The Project Post-Mortem: A Valuable Tool for Continuous Improvement

Now that the team is finalizing its steps to deliver the complete project to the client, there is still one of the most important remaining parts of the project before it disbands. This is called the post-mortem analysis of the project. For most people, the name post mortem often sounds like forbidding. For most people, they prefer calling it as a project retrospective. While you may call it whatever you want, it simply refers to the description of events that took place in the project. Project post mortem gives the team of employees a chance to reflect on the overall project as well as talking about what could be done better during the next project or what went wrong to be corrected next time.

For those who love continuous improvement, post-mortems (https://www.pagerduty.com/features/post-mortems/) are a perfect tool. Post mortems are often conducted at the end of the project. However, they are also useful at the end of every point of the multi-phased projects. The project development agility is used to develop a brief post mortem at the end of the short phases of completion. This action is used to sprint or improves the chances of succeeding in the next project phases.

It takes a certain amount of trust to get an honest post-mortem among the project team members. For this reason, you will need to work for the entire remaining part of the project to be sure that you understand the concerns of the people as well as how to make them feel that they own the project for better results at the end.

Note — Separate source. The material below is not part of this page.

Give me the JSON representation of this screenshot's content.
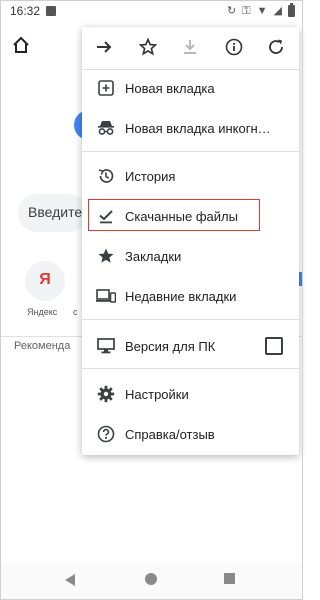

Steps for Holding a Successful Post-Mortem

1. Be sure that you list the project post mortem analysis as a task in the plan of the project. When reviewing the project plans with the necessary teams at the conclusion of the project, you must be sure to explain the role of the post mortem analyses for everyone to understand.
2. You should also work to understand and reflect on the outcomes of a successful post mortem analysis as well as working backward to planning the initial meeting. You should also see who is to be included or invited. Also consider the engagement rules as well as the results you expect from the project post-mortem analysis.
3. You can decide to guide the people on how to answer the questions that arise from the project. These questions, in most cases, refer to the different project phases or some topic areas that include planning, communication, user feedback, and vendor management. If you read such questions, you will get participants develop a structure that will help them figure out the possible solutions to the issues affecting their project work.
4. If it is possible, you can try to engage a scribe or a facilitator. This provides a neutral presence for the large projects so that everyone remains in a cool footing.

In the end, consider sharing the learned lessons with the company management. This sharing helps project managers work to attain a better project management job as well as avoiding miss steps and successes.